Interesting...I've heard a similar one regarding masculine/feminine ideals. Men seek out a cause worth fighting & dying for. Women seek out a cause worth living for.

Les M. Blake said...

I like the feminine/masculine take. I believe it is very often true.

The Salinger quote in context appears to be a quote itself of a psychologist named Wilhelm Stekel, who was apparently an early proponent of Freud.

Nick said...

We have yet to pick a bad book.. Who will it be Les - You or me?

ali said...

"Catcher" is my favorite. Mostly because when Holden cusses it is so funny. I sometimes want to name one of my kids Holden, but I wonder if he is too flawed to be named after. But in many ways, I think he's a hero; he is the catcher in the rye, afterall.

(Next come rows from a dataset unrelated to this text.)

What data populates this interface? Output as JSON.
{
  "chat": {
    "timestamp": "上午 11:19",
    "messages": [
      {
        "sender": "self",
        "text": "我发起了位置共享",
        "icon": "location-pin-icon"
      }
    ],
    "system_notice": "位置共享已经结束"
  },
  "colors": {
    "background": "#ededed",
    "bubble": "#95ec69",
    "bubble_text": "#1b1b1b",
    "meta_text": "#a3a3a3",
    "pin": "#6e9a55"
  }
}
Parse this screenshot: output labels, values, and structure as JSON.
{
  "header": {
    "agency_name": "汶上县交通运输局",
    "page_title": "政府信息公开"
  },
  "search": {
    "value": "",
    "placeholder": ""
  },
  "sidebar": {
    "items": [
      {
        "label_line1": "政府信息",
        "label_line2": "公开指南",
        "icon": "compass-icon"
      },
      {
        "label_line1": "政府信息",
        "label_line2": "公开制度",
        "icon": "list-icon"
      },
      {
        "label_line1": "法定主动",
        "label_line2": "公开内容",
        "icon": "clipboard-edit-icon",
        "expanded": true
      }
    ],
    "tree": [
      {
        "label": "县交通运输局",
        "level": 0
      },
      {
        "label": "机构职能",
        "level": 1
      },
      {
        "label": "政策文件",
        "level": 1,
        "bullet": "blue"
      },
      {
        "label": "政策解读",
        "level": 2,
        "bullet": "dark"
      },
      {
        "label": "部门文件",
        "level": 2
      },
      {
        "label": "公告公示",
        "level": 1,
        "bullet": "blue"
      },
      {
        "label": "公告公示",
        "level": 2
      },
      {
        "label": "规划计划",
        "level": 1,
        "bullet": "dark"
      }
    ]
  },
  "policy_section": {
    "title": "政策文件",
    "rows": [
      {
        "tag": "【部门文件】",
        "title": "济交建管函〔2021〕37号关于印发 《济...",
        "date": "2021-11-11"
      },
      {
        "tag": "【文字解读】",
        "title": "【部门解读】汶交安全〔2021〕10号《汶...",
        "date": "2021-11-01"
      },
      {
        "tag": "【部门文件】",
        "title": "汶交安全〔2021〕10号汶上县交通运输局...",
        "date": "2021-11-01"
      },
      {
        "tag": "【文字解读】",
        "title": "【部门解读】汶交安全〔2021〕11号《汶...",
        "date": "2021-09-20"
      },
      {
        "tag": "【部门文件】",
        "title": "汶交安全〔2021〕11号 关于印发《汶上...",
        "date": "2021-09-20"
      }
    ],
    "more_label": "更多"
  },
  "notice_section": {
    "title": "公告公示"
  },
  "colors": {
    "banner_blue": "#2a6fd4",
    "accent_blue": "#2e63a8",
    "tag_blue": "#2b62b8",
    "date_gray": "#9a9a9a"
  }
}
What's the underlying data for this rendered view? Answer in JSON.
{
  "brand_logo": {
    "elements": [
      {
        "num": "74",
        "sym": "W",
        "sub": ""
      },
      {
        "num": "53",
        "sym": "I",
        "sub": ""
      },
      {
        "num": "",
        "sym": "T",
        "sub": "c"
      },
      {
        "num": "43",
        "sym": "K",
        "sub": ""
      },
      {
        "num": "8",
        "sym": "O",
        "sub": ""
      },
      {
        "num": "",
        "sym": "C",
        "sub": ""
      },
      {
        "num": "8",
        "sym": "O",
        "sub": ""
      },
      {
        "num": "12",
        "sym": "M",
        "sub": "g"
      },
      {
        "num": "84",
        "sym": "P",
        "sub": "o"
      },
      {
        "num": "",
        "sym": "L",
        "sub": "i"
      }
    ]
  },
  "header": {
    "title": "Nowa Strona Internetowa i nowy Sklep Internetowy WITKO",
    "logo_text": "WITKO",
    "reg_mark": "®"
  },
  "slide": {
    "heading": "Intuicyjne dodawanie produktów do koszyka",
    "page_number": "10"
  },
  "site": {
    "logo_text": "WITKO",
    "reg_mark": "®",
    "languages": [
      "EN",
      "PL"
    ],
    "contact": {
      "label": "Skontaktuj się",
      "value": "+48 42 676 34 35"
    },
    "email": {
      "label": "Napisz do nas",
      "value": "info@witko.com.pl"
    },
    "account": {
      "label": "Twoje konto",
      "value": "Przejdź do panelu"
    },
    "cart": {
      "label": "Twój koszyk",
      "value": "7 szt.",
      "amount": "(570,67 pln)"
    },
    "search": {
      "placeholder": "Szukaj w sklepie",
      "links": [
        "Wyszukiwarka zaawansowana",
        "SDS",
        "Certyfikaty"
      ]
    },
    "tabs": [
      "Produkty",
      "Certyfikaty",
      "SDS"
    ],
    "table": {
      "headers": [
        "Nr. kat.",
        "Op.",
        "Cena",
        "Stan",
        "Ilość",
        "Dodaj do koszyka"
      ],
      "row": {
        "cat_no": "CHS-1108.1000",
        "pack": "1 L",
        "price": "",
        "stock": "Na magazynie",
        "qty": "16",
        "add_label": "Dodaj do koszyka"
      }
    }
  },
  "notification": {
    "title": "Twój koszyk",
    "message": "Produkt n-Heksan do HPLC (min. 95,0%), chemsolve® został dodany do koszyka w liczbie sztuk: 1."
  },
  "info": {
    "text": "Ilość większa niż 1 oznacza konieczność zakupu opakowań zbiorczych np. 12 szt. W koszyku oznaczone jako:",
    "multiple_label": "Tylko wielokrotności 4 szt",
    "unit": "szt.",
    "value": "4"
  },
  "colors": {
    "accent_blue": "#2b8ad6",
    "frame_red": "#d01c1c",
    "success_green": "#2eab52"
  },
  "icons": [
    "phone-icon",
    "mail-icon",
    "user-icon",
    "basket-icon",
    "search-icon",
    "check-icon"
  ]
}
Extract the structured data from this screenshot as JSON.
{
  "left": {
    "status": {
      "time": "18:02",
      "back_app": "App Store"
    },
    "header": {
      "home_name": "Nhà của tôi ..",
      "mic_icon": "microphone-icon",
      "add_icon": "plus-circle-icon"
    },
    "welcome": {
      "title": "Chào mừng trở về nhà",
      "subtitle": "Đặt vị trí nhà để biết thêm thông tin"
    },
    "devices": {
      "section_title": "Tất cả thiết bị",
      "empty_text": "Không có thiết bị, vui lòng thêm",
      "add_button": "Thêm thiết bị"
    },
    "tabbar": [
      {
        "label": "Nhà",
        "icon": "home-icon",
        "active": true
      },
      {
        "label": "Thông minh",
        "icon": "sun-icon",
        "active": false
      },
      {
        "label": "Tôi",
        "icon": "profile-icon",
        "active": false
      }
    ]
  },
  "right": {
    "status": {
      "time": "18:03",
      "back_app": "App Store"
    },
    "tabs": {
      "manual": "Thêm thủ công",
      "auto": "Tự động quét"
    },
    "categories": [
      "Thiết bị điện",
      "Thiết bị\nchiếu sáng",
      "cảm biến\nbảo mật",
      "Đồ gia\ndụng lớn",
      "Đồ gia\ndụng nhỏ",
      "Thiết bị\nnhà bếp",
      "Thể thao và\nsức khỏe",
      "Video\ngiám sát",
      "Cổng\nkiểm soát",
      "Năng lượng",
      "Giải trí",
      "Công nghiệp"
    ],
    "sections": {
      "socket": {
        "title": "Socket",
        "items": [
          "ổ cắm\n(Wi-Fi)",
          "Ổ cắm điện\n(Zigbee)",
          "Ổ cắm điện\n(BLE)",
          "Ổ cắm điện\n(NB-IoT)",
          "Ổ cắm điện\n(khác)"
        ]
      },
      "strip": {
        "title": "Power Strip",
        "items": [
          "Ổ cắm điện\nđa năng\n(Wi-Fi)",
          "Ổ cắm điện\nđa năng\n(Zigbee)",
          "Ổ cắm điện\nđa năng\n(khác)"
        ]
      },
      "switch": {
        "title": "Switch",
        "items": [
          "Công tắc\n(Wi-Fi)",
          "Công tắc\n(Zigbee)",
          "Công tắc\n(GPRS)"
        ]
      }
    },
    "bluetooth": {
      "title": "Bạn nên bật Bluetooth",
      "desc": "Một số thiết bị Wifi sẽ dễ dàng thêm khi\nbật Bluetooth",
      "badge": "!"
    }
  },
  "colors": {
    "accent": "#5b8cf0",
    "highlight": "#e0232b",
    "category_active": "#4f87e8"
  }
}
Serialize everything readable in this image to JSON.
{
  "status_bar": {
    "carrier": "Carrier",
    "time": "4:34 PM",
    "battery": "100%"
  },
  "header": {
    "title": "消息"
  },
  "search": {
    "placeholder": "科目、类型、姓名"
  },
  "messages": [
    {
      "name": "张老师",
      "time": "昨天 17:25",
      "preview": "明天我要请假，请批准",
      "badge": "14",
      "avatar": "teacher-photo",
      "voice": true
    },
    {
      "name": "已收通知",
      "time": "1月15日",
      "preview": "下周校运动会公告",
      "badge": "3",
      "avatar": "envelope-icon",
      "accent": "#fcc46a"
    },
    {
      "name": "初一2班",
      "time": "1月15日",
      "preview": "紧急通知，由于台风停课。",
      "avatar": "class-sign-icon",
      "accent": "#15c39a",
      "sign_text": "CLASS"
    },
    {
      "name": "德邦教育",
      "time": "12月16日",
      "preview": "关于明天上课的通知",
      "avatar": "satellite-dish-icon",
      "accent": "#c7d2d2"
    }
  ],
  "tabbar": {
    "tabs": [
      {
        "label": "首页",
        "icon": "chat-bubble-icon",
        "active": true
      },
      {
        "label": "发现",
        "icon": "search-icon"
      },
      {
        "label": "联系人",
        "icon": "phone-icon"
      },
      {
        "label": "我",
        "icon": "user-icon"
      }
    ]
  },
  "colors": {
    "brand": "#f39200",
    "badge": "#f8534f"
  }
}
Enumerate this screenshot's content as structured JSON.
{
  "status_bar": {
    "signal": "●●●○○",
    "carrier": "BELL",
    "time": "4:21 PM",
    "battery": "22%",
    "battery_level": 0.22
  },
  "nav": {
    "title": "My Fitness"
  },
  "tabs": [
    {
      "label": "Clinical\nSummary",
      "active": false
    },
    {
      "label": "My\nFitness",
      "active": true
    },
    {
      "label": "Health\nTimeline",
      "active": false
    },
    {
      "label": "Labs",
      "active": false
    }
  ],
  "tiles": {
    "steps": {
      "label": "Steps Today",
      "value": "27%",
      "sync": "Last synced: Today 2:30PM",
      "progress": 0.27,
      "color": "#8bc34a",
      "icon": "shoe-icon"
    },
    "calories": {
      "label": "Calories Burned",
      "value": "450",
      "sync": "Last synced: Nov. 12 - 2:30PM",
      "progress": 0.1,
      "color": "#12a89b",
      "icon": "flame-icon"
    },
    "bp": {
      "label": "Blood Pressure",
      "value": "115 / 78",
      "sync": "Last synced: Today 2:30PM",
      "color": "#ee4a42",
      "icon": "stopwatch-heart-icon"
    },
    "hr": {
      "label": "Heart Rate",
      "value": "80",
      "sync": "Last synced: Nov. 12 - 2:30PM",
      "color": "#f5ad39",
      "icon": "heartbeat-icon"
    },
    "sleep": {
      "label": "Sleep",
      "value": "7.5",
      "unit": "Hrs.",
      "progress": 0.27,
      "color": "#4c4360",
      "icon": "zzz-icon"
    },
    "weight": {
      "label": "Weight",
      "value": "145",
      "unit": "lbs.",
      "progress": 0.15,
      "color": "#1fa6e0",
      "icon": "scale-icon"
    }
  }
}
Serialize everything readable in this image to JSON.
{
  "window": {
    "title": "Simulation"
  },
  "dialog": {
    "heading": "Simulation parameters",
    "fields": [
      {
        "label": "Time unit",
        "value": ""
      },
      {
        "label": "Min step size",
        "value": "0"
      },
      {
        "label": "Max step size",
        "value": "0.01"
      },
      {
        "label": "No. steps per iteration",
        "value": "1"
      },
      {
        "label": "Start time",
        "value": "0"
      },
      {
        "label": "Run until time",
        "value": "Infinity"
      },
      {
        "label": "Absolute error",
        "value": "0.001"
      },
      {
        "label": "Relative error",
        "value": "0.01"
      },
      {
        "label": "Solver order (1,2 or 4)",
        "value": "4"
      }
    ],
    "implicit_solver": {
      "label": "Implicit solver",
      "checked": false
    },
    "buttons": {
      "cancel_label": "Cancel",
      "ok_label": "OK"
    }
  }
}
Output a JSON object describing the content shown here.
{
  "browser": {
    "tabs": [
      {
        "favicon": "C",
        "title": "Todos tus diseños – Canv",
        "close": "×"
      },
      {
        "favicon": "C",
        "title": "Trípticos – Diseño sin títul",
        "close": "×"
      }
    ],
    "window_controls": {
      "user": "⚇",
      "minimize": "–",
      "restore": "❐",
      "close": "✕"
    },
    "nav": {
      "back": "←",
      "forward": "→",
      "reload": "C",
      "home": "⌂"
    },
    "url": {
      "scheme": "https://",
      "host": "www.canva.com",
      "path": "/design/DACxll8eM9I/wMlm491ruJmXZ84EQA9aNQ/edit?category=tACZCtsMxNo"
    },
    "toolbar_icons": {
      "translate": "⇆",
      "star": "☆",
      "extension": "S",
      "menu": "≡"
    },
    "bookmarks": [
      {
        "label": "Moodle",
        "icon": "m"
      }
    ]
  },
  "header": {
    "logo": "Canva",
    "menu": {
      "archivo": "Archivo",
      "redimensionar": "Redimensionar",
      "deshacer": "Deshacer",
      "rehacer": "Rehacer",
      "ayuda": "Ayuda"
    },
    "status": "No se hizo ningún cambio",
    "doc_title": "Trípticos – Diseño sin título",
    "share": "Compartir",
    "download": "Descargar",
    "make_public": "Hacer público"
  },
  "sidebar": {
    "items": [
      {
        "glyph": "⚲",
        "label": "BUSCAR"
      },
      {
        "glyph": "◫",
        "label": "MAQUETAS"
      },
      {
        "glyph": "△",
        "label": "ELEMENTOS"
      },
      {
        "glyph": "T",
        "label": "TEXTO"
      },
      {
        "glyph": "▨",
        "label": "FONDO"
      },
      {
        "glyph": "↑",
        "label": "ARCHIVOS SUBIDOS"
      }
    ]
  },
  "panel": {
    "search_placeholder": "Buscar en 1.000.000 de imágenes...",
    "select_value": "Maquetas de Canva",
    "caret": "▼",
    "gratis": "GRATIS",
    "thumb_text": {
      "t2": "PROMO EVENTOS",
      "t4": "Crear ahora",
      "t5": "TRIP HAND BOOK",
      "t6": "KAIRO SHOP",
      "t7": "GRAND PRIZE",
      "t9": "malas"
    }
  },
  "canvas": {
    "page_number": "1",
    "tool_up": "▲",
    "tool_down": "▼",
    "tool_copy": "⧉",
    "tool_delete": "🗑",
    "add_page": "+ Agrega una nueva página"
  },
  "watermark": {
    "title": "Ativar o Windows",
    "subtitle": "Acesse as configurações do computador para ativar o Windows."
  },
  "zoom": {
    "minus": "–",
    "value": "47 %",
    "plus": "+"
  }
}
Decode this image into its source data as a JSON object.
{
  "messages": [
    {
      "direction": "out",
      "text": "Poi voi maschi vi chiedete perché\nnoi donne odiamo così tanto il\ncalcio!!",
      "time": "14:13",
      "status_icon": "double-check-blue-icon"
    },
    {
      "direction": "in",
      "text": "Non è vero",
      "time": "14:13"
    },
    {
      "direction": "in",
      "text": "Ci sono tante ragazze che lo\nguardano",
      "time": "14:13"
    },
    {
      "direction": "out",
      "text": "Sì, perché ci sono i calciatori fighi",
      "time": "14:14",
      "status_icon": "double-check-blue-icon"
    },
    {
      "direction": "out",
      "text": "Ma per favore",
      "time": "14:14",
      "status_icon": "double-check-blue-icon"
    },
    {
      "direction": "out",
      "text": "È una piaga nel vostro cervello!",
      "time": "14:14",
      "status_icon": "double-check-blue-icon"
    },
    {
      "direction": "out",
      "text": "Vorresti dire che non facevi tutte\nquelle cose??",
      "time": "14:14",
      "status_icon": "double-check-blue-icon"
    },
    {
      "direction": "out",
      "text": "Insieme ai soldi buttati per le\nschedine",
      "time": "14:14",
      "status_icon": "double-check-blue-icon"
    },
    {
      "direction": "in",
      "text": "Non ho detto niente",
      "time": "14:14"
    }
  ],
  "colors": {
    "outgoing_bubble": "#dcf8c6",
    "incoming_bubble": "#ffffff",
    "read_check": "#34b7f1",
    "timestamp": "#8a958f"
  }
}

I want to be in your book group.

Also, have you seen Anderson's "Bottle Rocket"? I think he draws from Salinger all the time: the relationship between Luke Wilson and his kid sister is very much like Holden and Phoebe.

And the part where Dignan says "What did she ever do with her life?" never gets old.

Les M. Blake said...

Ali,

Yes, "Bottle Rocket" is classic material. Probably my favorite line in the film is when Anthony (Luke's character) is outside the bar with his girl and that dude comes up and says something to her in spanish then goes into the bar and Anthony gets all uncomfortable...Boy was that guy a chatterbox! I didn't think he'd ever shut up!

good stuff.

We call it a book group, but really it is just two friends who used to be English Majors. We do one book together a month. It is a pretty informal affair. No one's ever wanted to read with us before, thats kind of flattering.

Les M. Blake said...

Ali,

Yes, "Bottle Rocket" is classic material. Probably my favorite line in the film is when Anthony (Luke's character) is outside the bar with his girl and that dude comes up and says something to her in spanish then goes into the bar and Anthony gets all uncomfortable...Boy was that guy a chatterbox! I didn't think he'd ever shut up!

good stuff.

We call it a book group, but really it is just two friends who used to be English Majors. We do one book together a month. It is a pretty informal affair. No one's ever wanted to read with us before, thats kind of flattering.